world record, in the Lake District, England, when his boat flipped out of control. Suspected causes for the crash include aerodynamic
stability issues and Campbell’s decision not to wait for refueling between attempts. His body and the Bluebird’s wreckage weren’t
recovered until the early 2000s. Number 4 Balloonfest 86
In September, 1986, a non-profit organization in Cleveland, Ohio, set a world record for
releasing nearly 1.5 million helium-filled balloons. The event, dubbed Balloonfest 86, had some
severe consequences. Under normal circumstances, the balloons would
have stayed in the air long enough to fully deflate and then fall to the ground. Unfortunately, the balloons of the event collided
with a cold front and were sent back down, still inflated. They clogged the land and waterways of Northeast
Ohio. There were traffic collisions as drivers swerved
to avoid the multicolored orbs or were simply distracted by the display. A runway at an airport was shut down for about
half an hour. Worst of all, two fishermen had been reported
missing by their families on the day of the event. Search-and-rescue efforts were severely impaired
by what was described as an “asteroid field of balloons”. The Coast Guard was forced to suspend its
search and the fishermen’s lifeless bodies washed ashore a few days later. Number 3 Janaka Basnayake
24-year-old Janaka Basnayake, from Sri Lanka, tried to break the world record for the longest
time spent while being buried alive. At the time of his attempt, in 2012, it wasn’t
even clear if such a record existed. In the town of Kantale, friends and family
buried Basnayake in a 10-foot-deep trench and sealed it with wood and soil. He went into the ground at 9:30 am and was
brought to the surface at approximately 4:00 pm. His supporters screamed in horror upon seeing
that Basnayake was unconscious. The daredevil was rushed to the hospital,
where he was pronounced dead a few hours later. The determined cause was suffocation. So, which strange world record was the Indian
daredevil trying to break when he died of a heart attack? The right answer was a, farthest distance
travelled on a zip-line while only using his hair. It was a record of Sailendra Nath Roy’s
own creation. He tied his ponytail in a loop, attached it
to a wire and zip-lined for roughly 270 feet. In April, 2013, he died while trying to break

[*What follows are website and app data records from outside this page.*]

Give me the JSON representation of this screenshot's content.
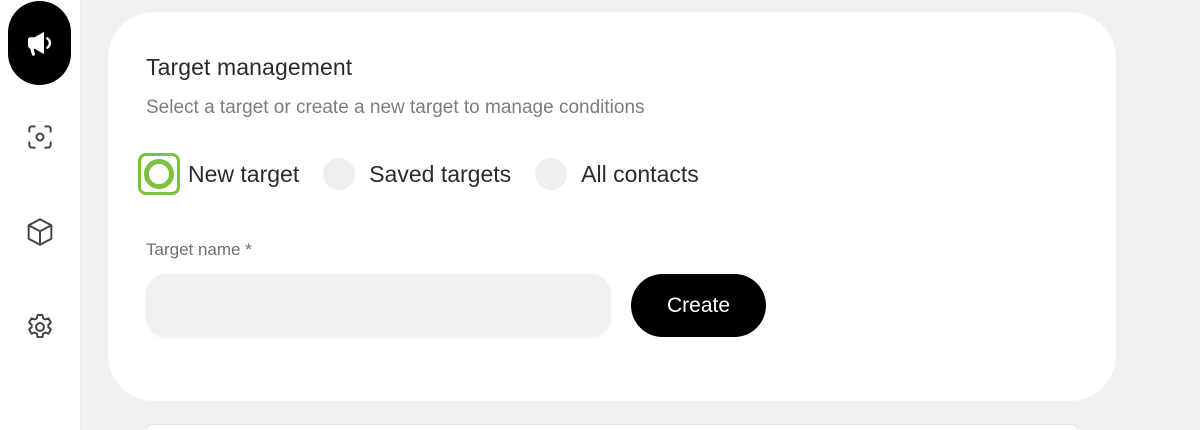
{
  "sidebar": {
    "items": [
      {
        "icon": "megaphone-icon",
        "active": true
      },
      {
        "icon": "scan-icon",
        "active": false
      },
      {
        "icon": "cube-icon",
        "active": false
      },
      {
        "icon": "gear-icon",
        "active": false
      }
    ]
  },
  "card": {
    "title": "Target management",
    "subtitle": "Select a target or create a new target to manage conditions",
    "radio_options": [
      {
        "label": "New target",
        "selected": true
      },
      {
        "label": "Saved targets",
        "selected": false
      },
      {
        "label": "All contacts",
        "selected": false
      }
    ],
    "field_label": "Target name *",
    "field_value": "",
    "field_placeholder": "",
    "create_label": "Create"
  },
  "colors": {
    "accent": "#7cc13f",
    "primary_button": "#000000",
    "background": "#f1f1f1",
    "card": "#ffffff"
  }
}
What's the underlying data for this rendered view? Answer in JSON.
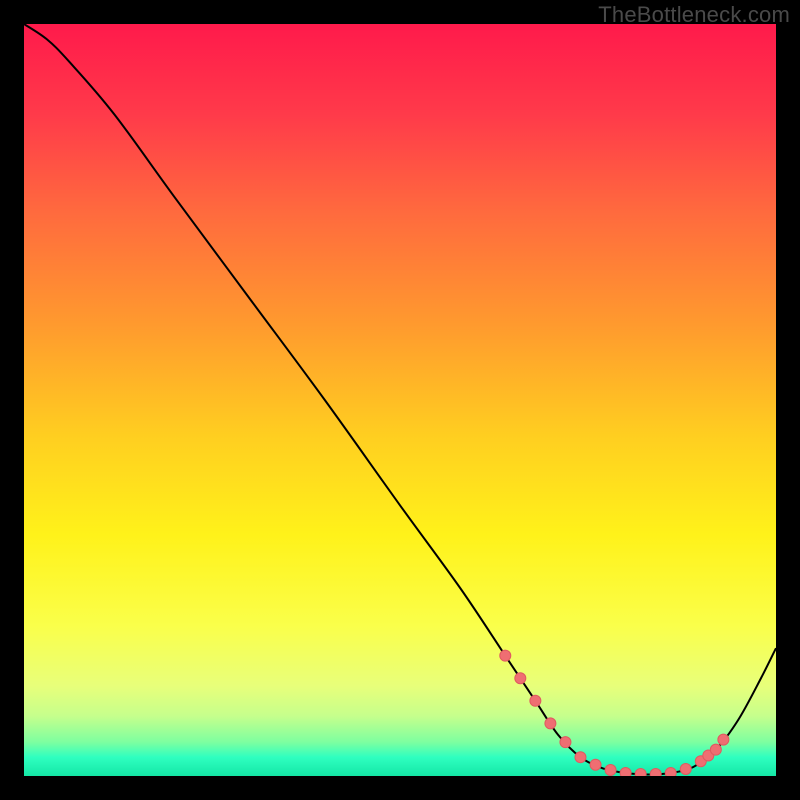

his record. Nath Roy’s suffered the heart attack as
his hair got stuck in the wheeler of the rope. He dangled for 25 minutes in midair before
his body was retrieved. Number 2 Jessica Dubroff
At only seven years old, Jessica Dubroff was attempting to become the youngest person to
fly a light aircraft between the United States’ coasts. Even though there was no record-keeping authority
in place to recognize the attempts of underage pilots, her story generated a significant
amount of media attention. Dubroff, who wasn’t certified as a pilot
by any regulatory body, was accompanied by her father and her flight instructor. The latter provided his Cessna 177B Cardinal
for the endeavor. They took off from Half Moon Bay, California
and arrived in Wyoming’s capital city after a long day of flying. They were welcomed by the mayor of Cheyenne
and resumed their flight the following day, despite worsening weather conditions. After climbing for a few hundred feet, their
aircraft descended rapidly and crashed into a residential neighborhood. All three onboard were killed instantly by
blunt force trauma. Number 1 Evel Knievel
Famous American daredevil Evel Knievel performed more than 75 ramp-to-ramp motorcycle jumps
throughout his stuntman career. The Guinness Books of World Record lists him
as the survivor of “most bones broken in a lifetime” at over 433. Some of them such as those in his legs, arms,
back, pelvis or collarbone, were fractured several times over. He underwent more than a dozen major surgeries,
with a number of metal plates and pins fixed to his body. Knievel jumped over cars, buses and trucks
as well as live rattlesnakes and mountain lions. He even used a modified, steam-powered rocket
to jump over a canyon. Despite his death-defying ways, Knievel lived
to be 69 years old. Remembered as one of history’s greatest
stuntmen, he lost his life to pulmonary disease, in 2007. Thanks for watching! What world record would YOU ever attempt to
either set or break? Let us know in the comments section below!